Pedro Neves Marques: A Mordida, at Pérez Art Museum Miami
A Mordida in Portuguese means “the bite”; the set of new films at Pedro Neves Marques’ installation (his first solo museum presentation in the U.S.) were inspired by research done at a São Paulo laboratory for genetically modified mosquitoes. Human intimacy versus stark sterility, the collapse of gender binaries versus the attempt to control them, imagined futures viewed from a place very close to them: A Mordida examines how, in times like these—all times—it’s empathy and intimacy we need most. On view through July 28, 2019.
Sophia Al-Maria: BCE, at London’s Whitechapel Gallery
Sophia Al-Maria has created her own mythos, inspired by the writing of Ursula K. Le Guin—who reimagined human history as a place where multiple stories peacefully intertwined, who wrote a 523-page document on a fictional, future-indigenous people untouched by colonization. Al-Maria’s multimedia display, BCE, focuses on two creation myths: one set in the distant past and the other in the future, one created in collaboration with the artist Victoria Sin and the other with Ziruma Jayut, a member of the Wayuu people indigenous to northern Colombia. In her short films, Al-Maria’s origin stories are devoid of warmongering; instead, they’re lush, full of cosmic and feminine symbiosis. On view through April 28, 2019.
Place/Image/Object, at Jack Barrett Gallery
This multigenerational exhibition (Anna Plesset, Fred Terna, Daniel Terna) won’t be on view much longer, so you’ll want to hurry. It’s okay to arrive breathless and rushed—the show will work like a balm. Plesset’s video projection and painting installation is emotively drawn from footage shot by her grandfather, then a U.S. army psychiatrist during World War II (he traded his pistol for a camera). She traces his visual path through Europe with objects, then refilms his footage; Daniel Terna’s My First Wife Stella is comprised of video slide images taken by his father, Fred, during a trip with—who else—Fred’s first wife Stella, a Holocaust survivor. Stella seems to have taken footage, too, of Daniel and Fred conversing. Both are cinematic displays of family and memory, of filmic retracing, and act like punctuation marks for the rest of exhibition. They require a long pause. On view through February 24, 2019.

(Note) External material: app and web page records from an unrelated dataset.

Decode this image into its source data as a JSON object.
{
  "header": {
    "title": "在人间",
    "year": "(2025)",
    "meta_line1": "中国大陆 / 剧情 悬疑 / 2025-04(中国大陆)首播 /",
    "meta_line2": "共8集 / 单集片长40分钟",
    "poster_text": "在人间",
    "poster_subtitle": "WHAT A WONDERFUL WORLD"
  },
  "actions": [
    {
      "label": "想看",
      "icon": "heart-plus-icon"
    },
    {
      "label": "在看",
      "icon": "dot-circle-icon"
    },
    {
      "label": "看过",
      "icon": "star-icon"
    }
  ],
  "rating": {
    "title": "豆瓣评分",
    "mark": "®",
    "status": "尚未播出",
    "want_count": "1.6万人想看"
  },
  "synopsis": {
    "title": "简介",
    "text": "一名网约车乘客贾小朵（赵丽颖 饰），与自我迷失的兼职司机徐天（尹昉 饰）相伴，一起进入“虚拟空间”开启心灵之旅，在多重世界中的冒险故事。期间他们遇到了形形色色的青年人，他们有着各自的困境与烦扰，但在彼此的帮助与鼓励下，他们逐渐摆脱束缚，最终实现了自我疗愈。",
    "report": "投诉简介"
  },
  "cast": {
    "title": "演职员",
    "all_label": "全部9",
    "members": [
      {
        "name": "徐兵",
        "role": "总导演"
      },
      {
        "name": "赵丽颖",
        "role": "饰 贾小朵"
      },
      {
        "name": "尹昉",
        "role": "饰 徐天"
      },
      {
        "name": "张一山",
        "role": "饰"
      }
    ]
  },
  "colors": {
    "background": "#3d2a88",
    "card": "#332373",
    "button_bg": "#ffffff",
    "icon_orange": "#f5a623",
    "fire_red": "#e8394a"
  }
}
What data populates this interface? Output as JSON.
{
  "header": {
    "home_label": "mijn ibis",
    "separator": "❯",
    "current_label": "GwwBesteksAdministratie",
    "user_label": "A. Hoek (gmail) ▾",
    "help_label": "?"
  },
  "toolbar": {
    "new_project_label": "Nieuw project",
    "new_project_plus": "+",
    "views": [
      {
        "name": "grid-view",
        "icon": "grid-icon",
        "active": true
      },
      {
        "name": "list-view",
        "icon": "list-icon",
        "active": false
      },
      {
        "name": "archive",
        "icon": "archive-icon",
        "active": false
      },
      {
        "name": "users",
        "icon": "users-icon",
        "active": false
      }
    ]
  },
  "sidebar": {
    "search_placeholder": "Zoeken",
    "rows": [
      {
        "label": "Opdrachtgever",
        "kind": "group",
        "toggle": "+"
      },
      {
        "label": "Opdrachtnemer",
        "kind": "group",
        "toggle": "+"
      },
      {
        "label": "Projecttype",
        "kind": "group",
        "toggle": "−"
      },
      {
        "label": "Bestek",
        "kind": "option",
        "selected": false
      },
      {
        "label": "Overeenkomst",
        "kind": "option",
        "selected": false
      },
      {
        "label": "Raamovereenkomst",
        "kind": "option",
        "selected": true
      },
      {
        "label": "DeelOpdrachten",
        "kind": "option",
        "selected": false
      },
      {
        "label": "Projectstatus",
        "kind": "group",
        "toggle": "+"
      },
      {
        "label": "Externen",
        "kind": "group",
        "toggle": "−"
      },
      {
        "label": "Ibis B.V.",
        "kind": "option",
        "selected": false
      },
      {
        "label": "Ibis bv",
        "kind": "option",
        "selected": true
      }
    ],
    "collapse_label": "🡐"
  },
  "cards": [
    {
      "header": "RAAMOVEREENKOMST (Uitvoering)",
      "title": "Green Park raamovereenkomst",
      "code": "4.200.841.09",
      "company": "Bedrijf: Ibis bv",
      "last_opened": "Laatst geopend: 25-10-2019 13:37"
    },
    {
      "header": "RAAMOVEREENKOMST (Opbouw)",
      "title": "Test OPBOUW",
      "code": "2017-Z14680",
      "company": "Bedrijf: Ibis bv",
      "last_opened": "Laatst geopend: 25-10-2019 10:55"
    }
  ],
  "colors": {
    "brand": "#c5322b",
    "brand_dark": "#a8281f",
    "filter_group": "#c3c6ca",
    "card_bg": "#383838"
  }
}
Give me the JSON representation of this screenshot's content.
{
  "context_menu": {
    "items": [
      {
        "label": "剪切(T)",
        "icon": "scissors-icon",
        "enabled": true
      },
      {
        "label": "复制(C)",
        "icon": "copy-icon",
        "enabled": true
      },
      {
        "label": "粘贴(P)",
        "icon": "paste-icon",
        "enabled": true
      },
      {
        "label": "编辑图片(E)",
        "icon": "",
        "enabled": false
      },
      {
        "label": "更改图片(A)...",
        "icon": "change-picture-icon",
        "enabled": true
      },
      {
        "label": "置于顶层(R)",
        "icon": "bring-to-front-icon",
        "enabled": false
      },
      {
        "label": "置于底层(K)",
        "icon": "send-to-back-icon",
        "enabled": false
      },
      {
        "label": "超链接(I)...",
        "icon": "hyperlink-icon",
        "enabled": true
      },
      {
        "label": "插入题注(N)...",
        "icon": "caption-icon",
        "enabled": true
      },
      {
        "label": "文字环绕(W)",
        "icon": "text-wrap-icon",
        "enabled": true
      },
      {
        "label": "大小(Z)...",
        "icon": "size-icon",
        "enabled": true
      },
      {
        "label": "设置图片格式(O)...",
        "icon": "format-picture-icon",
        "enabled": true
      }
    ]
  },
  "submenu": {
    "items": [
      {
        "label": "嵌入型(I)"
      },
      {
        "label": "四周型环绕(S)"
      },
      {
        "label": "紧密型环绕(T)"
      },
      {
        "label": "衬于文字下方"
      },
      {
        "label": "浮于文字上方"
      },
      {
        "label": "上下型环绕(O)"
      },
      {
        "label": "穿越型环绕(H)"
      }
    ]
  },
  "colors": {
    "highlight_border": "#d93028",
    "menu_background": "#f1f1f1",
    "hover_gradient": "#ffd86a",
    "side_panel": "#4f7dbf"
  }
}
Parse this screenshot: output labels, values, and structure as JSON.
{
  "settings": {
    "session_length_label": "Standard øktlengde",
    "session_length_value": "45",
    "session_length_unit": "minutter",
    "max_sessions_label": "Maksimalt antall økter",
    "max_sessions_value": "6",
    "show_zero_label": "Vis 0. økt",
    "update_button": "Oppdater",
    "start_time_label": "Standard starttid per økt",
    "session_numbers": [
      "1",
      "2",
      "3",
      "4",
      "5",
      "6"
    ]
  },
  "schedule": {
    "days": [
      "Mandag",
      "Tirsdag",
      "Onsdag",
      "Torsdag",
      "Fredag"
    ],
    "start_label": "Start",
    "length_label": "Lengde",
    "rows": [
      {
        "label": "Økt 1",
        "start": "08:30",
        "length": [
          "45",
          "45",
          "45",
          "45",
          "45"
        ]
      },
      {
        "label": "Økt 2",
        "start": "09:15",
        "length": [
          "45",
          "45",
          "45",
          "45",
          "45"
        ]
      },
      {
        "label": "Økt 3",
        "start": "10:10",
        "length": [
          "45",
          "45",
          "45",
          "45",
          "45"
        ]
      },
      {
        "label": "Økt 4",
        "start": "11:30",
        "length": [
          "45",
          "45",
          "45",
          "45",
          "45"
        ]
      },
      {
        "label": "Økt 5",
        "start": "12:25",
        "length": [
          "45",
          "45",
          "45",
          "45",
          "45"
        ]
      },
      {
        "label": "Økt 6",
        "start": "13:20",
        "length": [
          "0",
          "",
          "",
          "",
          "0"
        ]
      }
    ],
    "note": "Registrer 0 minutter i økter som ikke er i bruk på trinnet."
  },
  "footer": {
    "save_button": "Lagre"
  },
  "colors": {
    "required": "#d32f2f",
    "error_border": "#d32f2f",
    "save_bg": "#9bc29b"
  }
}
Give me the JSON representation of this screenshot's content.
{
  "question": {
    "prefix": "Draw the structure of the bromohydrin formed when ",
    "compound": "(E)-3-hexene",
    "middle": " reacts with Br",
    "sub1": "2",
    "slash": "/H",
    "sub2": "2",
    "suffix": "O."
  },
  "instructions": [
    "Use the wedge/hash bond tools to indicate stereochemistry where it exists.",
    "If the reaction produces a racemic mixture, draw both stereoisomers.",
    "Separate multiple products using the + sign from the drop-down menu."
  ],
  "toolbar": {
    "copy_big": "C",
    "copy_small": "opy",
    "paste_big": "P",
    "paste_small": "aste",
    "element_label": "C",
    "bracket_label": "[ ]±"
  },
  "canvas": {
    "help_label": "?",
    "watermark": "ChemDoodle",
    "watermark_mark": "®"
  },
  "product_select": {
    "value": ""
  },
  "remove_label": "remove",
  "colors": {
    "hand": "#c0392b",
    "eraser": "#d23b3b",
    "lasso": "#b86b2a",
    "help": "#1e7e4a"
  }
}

Gonzalo Lebrija: Veladuras Nocturnas, at Kohn Gallery
Guadalajara, Mexico-based artist Gonzalo Lebrija is represented by Los Angeles’ Kohn Gallery as of last November; Veladuras Nocturnas is his first solo exhibition there, and the show spans all three of its exhibition spaces. In addition to a new sculptural work and nine new paintings, Lebrija’s film Via Láctea is on view, shown in the United States for the first time (it’s also at Museo Tamayo in Mexico City). Via Láctea—which translates in English to Milky Way—is about tobacco smoke, its fluidity, slow movement, and unavoidable relation to the body (where it circulates). There’s a reference elsewhere in the exhibition to the eternal flame; here, in Lebrija’s film, it’s ever-burning and still more human. The human experience is part and parcel of his work, after all, abstracted and poetic it may be. On view through March 23, 2019.
Ellen Pau: What about Home Affairs?— A Retrospective, at Para Site
At Ellen Pau’s first retrospective in Hong Kong, you’ll find four decades’ worth of the seminal multimedia artist’s oeuvre—including an augmented reality project and three major video installations. Recycling Cinema (1999) captures Pau’s view of Hong Kong, a 24-hour recording of cars on a city highway—no dialogue, save for the phrase “Love is truth, truth love” from John Lennon’s “Love.” It’s presented on a screen curved 150 degrees, so the cars move with you; otherwise, the film—a real highlight of Pau’s approach to the moving image—is presented unadulterated, in its original format. On view through March 3, 2019.
Sterling Ruby, DAMNATION, at Sprüth Magers
The focal point of Damnation, Sterling Ruby’s fifth solo exhibition at Sprüth Magers, is STATE (2019), a video five years in the making; Sterling conducted research and worked collaboratively with a helicopter pilot and videographer to complete it. Sweeping aerial shots of all 35 adult state prisons of the California Department of Corrections and Rehabilitation are set to an anxious soundtrack of drums, played and recorded by Ruby himself. From a distance, the buildings evoke the same queasy feelings that the sudden knowledge of overhead surveillance does; this time, we are the ones looking, each prison a too-white, too-stark contrast to the Californian vistas around it. Time seems to move more slowly. Here are American prisons as a complex, as a sickness. One hundred percent of the proceeds from the exhibition will be given to the ACLU of Southern California and their efforts to end mass incarceration. On view through March 23, 2019.